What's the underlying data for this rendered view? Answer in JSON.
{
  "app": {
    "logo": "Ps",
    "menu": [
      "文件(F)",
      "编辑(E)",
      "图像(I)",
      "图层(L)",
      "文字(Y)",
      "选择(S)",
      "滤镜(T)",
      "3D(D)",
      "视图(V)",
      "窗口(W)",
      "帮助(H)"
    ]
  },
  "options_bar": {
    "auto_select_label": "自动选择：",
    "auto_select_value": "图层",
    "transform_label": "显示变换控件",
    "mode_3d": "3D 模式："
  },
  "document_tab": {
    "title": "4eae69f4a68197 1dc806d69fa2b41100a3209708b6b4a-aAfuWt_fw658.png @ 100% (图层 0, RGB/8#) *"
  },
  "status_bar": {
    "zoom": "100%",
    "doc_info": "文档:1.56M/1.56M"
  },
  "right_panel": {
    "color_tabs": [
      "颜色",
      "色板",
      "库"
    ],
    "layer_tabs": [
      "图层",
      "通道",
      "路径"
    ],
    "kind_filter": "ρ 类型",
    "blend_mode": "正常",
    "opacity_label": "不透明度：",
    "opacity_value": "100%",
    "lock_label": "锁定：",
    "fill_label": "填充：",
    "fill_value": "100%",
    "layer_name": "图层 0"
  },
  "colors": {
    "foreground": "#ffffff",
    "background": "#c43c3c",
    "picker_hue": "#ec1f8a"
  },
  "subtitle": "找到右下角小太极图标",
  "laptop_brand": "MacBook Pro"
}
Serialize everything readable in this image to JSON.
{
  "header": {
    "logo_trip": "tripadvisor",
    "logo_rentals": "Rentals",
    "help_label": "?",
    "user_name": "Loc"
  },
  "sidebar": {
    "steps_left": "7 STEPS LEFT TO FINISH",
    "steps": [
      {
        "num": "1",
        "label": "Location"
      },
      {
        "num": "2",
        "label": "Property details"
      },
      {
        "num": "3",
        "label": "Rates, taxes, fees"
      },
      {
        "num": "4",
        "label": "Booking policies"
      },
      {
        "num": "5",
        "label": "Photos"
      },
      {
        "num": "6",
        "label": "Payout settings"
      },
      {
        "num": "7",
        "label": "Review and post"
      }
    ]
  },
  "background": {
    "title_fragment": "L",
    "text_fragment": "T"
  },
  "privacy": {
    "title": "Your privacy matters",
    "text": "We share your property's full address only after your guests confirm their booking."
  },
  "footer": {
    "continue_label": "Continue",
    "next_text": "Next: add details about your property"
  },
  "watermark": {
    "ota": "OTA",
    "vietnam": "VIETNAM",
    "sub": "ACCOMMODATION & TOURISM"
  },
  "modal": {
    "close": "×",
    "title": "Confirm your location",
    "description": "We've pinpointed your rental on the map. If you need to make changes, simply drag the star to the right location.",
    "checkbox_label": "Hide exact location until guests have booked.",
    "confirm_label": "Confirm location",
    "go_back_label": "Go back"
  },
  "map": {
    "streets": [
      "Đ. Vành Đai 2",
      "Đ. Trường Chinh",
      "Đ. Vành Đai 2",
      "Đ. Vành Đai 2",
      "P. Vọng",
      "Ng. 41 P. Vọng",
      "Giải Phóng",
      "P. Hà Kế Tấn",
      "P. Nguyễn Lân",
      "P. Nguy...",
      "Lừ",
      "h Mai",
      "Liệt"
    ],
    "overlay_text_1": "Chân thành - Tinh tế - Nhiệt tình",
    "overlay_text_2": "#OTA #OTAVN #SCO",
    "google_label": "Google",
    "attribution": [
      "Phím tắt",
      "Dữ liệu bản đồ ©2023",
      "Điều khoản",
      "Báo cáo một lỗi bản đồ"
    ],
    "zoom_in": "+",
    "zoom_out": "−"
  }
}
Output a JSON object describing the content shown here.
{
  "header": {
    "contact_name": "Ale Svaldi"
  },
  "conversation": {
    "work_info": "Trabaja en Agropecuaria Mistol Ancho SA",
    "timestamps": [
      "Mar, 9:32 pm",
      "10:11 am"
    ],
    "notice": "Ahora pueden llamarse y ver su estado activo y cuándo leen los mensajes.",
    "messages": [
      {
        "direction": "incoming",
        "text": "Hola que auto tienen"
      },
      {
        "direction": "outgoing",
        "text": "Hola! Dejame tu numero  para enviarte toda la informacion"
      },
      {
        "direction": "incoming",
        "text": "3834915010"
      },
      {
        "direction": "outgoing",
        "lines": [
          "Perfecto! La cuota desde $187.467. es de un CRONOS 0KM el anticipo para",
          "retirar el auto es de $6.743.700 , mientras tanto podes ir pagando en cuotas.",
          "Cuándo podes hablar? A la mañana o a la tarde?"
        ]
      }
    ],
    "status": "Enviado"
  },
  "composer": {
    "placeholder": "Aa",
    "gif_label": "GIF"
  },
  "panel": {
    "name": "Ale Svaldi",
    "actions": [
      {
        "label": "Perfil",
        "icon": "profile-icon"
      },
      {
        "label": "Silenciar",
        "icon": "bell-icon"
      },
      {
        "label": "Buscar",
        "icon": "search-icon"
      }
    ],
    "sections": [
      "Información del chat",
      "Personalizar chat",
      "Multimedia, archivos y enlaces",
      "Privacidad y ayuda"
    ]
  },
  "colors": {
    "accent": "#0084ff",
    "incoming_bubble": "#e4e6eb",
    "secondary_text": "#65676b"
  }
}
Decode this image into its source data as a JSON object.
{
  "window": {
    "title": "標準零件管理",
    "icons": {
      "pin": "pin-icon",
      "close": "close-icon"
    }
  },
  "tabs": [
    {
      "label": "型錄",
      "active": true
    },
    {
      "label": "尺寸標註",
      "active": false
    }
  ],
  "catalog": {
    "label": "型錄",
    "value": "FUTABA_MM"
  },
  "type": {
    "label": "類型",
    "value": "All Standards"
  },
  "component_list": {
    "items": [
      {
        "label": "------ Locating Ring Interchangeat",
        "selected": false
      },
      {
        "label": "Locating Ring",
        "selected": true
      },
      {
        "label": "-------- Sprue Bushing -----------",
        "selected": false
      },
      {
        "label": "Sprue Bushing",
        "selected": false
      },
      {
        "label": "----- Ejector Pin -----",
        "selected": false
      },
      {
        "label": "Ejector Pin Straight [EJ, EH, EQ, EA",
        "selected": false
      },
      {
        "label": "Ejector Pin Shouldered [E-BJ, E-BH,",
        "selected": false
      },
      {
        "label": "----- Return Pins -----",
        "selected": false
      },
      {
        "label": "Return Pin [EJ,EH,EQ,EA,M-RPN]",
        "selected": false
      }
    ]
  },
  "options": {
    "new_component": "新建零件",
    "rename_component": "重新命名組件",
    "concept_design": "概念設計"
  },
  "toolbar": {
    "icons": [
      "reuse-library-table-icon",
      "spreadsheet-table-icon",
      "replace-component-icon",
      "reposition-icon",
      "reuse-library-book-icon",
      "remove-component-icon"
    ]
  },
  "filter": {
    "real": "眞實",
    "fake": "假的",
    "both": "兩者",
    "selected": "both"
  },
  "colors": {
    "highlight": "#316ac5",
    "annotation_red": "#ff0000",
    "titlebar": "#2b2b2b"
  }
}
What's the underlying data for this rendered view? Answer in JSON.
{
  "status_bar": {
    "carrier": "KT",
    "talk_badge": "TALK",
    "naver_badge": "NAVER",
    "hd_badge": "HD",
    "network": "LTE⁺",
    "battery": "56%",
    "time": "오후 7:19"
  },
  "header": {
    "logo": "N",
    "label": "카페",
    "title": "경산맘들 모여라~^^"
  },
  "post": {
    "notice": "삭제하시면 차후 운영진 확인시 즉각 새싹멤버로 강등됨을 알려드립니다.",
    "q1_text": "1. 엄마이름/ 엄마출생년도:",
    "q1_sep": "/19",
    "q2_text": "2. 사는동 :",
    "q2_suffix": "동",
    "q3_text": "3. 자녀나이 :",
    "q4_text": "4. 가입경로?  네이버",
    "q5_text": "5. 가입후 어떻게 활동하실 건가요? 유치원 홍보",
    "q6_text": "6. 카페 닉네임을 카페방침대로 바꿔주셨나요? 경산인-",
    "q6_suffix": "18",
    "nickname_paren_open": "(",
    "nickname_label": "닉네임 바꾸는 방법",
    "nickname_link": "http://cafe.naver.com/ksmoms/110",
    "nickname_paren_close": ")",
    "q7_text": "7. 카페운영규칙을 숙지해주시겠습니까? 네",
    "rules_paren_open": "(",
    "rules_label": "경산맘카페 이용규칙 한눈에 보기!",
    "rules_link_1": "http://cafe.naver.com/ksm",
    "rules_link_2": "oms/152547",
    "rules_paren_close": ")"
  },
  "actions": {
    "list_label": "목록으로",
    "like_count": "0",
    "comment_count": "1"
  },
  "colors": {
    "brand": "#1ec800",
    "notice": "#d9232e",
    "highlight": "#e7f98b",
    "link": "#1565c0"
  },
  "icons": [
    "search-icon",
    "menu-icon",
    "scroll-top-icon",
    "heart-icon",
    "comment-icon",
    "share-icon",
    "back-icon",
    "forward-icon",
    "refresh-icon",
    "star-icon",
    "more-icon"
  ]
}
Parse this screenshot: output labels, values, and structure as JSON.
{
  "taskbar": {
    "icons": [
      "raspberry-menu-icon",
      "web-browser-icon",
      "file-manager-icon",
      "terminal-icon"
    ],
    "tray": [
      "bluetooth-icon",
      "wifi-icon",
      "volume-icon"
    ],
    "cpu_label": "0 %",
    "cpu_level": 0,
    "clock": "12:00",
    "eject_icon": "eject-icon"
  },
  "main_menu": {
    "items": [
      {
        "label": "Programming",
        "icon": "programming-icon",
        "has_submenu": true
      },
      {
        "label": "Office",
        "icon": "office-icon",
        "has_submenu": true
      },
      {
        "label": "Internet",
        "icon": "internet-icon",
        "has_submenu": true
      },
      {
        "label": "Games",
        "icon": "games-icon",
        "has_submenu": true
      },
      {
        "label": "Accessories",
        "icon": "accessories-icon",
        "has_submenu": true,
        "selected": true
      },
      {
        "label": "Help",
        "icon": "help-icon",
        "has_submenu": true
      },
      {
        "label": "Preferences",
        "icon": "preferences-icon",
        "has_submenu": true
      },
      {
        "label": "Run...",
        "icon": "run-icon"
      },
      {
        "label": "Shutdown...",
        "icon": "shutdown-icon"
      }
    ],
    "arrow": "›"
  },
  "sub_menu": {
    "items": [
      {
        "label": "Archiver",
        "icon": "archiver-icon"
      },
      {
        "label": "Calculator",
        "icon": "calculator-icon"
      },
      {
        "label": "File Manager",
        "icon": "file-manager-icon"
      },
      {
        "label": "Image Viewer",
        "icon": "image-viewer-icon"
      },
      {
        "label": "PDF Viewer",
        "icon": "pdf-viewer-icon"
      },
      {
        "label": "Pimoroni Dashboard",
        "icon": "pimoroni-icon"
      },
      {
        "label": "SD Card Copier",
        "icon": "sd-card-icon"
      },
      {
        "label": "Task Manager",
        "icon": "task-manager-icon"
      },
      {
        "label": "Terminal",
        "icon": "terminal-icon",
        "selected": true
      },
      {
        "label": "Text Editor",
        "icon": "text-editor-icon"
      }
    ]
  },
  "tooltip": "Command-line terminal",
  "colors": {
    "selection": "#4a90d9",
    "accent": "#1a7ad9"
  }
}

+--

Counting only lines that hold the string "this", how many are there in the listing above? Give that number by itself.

5